#### Your goal
Below are the records; repeat them in full, exactly.
--- --- ---
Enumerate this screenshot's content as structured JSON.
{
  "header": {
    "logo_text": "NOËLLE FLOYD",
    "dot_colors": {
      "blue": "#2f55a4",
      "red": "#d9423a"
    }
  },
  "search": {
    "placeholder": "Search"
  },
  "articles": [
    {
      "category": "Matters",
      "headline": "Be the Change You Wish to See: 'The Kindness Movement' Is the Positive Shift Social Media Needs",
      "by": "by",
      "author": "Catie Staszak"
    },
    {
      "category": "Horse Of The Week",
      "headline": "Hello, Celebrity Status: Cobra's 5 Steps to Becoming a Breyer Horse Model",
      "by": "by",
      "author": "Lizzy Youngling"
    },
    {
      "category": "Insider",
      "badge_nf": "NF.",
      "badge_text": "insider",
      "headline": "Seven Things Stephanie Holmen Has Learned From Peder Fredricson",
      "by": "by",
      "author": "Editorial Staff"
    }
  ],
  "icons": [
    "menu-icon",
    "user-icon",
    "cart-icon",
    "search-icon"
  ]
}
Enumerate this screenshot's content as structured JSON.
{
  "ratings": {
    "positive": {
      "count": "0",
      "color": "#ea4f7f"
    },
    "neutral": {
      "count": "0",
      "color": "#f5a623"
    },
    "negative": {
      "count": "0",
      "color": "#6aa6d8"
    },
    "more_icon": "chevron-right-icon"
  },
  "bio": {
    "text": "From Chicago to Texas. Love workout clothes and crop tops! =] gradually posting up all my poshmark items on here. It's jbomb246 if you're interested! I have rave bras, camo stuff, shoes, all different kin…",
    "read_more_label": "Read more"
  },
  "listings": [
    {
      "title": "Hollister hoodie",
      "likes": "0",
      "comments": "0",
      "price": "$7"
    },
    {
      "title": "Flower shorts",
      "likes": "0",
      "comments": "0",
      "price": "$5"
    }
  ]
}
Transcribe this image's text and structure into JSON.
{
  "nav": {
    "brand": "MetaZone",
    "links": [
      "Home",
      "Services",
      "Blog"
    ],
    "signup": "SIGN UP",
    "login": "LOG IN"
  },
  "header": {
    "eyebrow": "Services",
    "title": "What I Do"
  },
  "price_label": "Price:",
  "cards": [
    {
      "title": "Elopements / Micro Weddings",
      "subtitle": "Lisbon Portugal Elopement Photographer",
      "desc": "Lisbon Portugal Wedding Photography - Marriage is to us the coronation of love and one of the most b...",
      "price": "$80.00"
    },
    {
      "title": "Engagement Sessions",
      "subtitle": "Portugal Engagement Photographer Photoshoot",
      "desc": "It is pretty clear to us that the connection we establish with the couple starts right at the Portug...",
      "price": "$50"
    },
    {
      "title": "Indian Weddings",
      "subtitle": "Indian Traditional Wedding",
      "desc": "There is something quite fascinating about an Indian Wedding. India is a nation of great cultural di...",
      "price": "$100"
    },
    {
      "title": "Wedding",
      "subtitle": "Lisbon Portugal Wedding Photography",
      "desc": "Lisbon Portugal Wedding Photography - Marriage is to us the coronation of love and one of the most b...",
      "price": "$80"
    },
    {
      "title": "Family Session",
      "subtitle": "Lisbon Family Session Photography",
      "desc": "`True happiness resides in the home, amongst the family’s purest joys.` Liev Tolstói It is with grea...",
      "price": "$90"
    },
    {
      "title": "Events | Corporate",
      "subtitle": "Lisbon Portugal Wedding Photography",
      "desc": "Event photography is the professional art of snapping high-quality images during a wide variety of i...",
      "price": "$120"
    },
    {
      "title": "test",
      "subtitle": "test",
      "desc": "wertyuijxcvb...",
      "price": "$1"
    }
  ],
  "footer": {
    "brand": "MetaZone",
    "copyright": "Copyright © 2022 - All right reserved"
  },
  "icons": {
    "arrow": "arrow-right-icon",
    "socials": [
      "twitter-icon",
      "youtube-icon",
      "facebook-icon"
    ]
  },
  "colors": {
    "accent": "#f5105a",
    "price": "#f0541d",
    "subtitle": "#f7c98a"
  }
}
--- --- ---
#### Finished exercise
Enumerate this screenshot's content as structured JSON.
{
  "header": {
    "logo_text": "NOËLLE FLOYD",
    "dot_colors": {
      "blue": "#2f55a4",
      "red": "#d9423a"
    }
  },
  "search": {
    "placeholder": "Search"
  },
  "articles": [
    {
      "category": "Matters",
      "headline": "Be the Change You Wish to See: 'The Kindness Movement' Is the Positive Shift Social Media Needs",
      "by": "by",
      "author": "Catie Staszak"
    },
    {
      "category": "Horse Of The Week",
      "headline": "Hello, Celebrity Status: Cobra's 5 Steps to Becoming a Breyer Horse Model",
      "by": "by",
      "author": "Lizzy Youngling"
    },
    {
      "category": "Insider",
      "badge_nf": "NF.",
      "badge_text": "insider",
      "headline": "Seven Things Stephanie Holmen Has Learned From Peder Fredricson",
      "by": "by",
      "author": "Editorial Staff"
    }
  ],
  "icons": [
    "menu-icon",
    "user-icon",
    "cart-icon",
    "search-icon"
  ]
}
Enumerate this screenshot's content as structured JSON.
{
  "ratings": {
    "positive": {
      "count": "0",
      "color": "#ea4f7f"
    },
    "neutral": {
      "count": "0",
      "color": "#f5a623"
    },
    "negative": {
      "count": "0",
      "color": "#6aa6d8"
    },
    "more_icon": "chevron-right-icon"
  },
  "bio": {
    "text": "From Chicago to Texas. Love workout clothes and crop tops! =] gradually posting up all my poshmark items on here. It's jbomb246 if you're interested! I have rave bras, camo stuff, shoes, all different kin…",
    "read_more_label": "Read more"
  },
  "listings": [
    {
      "title": "Hollister hoodie",
      "likes": "0",
      "comments": "0",
      "price": "$7"
    },
    {
      "title": "Flower shorts",
      "likes": "0",
      "comments": "0",
      "price": "$5"
    }
  ]
}
Transcribe this image's text and structure into JSON.
{
  "nav": {
    "brand": "MetaZone",
    "links": [
      "Home",
      "Services",
      "Blog"
    ],
    "signup": "SIGN UP",
    "login": "LOG IN"
  },
  "header": {
    "eyebrow": "Services",
    "title": "What I Do"
  },
  "price_label": "Price:",
  "cards": [
    {
      "title": "Elopements / Micro Weddings",
      "subtitle": "Lisbon Portugal Elopement Photographer",
      "desc": "Lisbon Portugal Wedding Photography - Marriage is to us the coronation of love and one of the most b...",
      "price": "$80.00"
    },
    {
      "title": "Engagement Sessions",
      "subtitle": "Portugal Engagement Photographer Photoshoot",
      "desc": "It is pretty clear to us that the connection we establish with the couple starts right at the Portug...",
      "price": "$50"
    },
    {
      "title": "Indian Weddings",
      "subtitle": "Indian Traditional Wedding",
      "desc": "There is something quite fascinating about an Indian Wedding. India is a nation of great cultural di...",
      "price": "$100"
    },
    {
      "title": "Wedding",
      "subtitle": "Lisbon Portugal Wedding Photography",
      "desc": "Lisbon Portugal Wedding Photography - Marriage is to us the coronation of love and one of the most b...",
      "price": "$80"
    },
    {
      "title": "Family Session",
      "subtitle": "Lisbon Family Session Photography",
      "desc": "`True happiness resides in the home, amongst the family’s purest joys.` Liev Tolstói It is with grea...",
      "price": "$90"
    },
    {
      "title": "Events | Corporate",
      "subtitle": "Lisbon Portugal Wedding Photography",
      "desc": "Event photography is the professional art of snapping high-quality images during a wide variety of i...",
      "price": "$120"
    },
    {
      "title": "test",
      "subtitle": "test",
      "desc": "wertyuijxcvb...",
      "price": "$1"
    }
  ],
  "footer": {
    "brand": "MetaZone",
    "copyright": "Copyright © 2022 - All right reserved"
  },
  "icons": {
    "arrow": "arrow-right-icon",
    "socials": [
      "twitter-icon",
      "youtube-icon",
      "facebook-icon"
    ]
  },
  "colors": {
    "accent": "#f5105a",
    "price": "#f0541d",
    "subtitle": "#f7c98a"
  }
}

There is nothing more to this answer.